▸ Requirement:
An exact retyping of all lines below is the answer; pictures do not belong in it.

'''

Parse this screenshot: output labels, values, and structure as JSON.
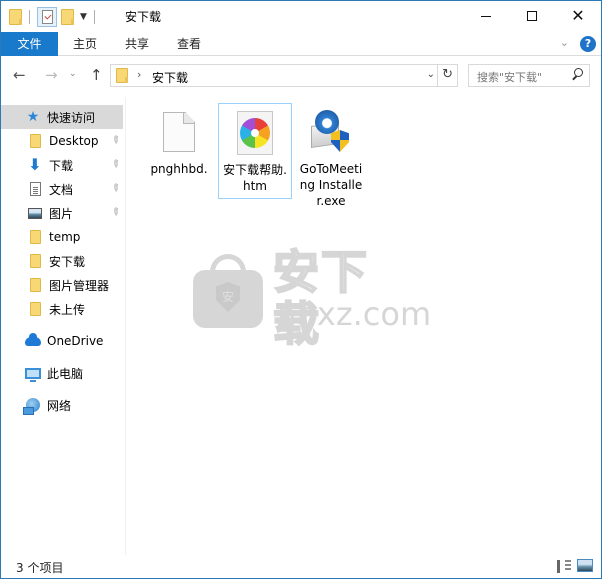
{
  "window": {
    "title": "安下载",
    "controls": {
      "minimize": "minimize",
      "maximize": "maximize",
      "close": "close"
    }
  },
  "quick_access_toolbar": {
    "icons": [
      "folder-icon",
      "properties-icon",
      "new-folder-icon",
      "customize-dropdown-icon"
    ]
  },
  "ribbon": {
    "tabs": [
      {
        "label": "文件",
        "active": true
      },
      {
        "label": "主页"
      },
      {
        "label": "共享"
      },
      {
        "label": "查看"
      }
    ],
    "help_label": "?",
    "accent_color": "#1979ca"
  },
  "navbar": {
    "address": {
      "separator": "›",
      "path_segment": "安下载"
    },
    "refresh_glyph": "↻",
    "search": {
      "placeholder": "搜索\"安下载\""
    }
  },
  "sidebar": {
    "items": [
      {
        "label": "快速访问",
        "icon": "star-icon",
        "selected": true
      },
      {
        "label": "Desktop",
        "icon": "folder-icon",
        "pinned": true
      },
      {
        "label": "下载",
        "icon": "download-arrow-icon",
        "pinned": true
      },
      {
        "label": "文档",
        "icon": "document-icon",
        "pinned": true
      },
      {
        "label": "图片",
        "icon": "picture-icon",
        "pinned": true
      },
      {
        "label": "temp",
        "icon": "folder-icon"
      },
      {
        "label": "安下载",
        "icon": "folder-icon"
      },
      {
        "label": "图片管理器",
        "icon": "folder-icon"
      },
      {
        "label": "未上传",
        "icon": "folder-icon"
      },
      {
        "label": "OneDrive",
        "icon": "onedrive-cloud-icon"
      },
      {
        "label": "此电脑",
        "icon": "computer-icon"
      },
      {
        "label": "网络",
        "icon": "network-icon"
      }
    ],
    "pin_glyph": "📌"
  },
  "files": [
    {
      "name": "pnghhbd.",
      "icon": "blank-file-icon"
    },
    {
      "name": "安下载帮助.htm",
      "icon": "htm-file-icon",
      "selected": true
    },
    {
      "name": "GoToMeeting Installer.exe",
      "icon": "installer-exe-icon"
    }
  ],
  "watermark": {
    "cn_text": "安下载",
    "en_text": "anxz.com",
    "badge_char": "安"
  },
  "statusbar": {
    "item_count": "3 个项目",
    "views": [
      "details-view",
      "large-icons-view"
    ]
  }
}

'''

▸ Solution:
Parse this screenshot: output labels, values, and structure as JSON.
{
  "window": {
    "title": "安下载",
    "controls": {
      "minimize": "minimize",
      "maximize": "maximize",
      "close": "close"
    }
  },
  "quick_access_toolbar": {
    "icons": [
      "folder-icon",
      "properties-icon",
      "new-folder-icon",
      "customize-dropdown-icon"
    ]
  },
  "ribbon": {
    "tabs": [
      {
        "label": "文件",
        "active": true
      },
      {
        "label": "主页"
      },
      {
        "label": "共享"
      },
      {
        "label": "查看"
      }
    ],
    "help_label": "?",
    "accent_color": "#1979ca"
  },
  "navbar": {
    "address": {
      "separator": "›",
      "path_segment": "安下载"
    },
    "refresh_glyph": "↻",
    "search": {
      "placeholder": "搜索\"安下载\""
    }
  },
  "sidebar": {
    "items": [
      {
        "label": "快速访问",
        "icon": "star-icon",
        "selected": true
      },
      {
        "label": "Desktop",
        "icon": "folder-icon",
        "pinned": true
      },
      {
        "label": "下载",
        "icon": "download-arrow-icon",
        "pinned": true
      },
      {
        "label": "文档",
        "icon": "document-icon",
        "pinned": true
      },
      {
        "label": "图片",
        "icon": "picture-icon",
        "pinned": true
      },
      {
        "label": "temp",
        "icon": "folder-icon"
      },
      {
        "label": "安下载",
        "icon": "folder-icon"
      },
      {
        "label": "图片管理器",
        "icon": "folder-icon"
      },
      {
        "label": "未上传",
        "icon": "folder-icon"
      },
      {
        "label": "OneDrive",
        "icon": "onedrive-cloud-icon"
      },
      {
        "label": "此电脑",
        "icon": "computer-icon"
      },
      {
        "label": "网络",
        "icon": "network-icon"
      }
    ],
    "pin_glyph": "📌"
  },
  "files": [
    {
      "name": "pnghhbd.",
      "icon": "blank-file-icon"
    },
    {
      "name": "安下载帮助.htm",
      "icon": "htm-file-icon",
      "selected": true
    },
    {
      "name": "GoToMeeting Installer.exe",
      "icon": "installer-exe-icon"
    }
  ],
  "watermark": {
    "cn_text": "安下载",
    "en_text": "anxz.com",
    "badge_char": "安"
  },
  "statusbar": {
    "item_count": "3 个项目",
    "views": [
      "details-view",
      "large-icons-view"
    ]
  }
}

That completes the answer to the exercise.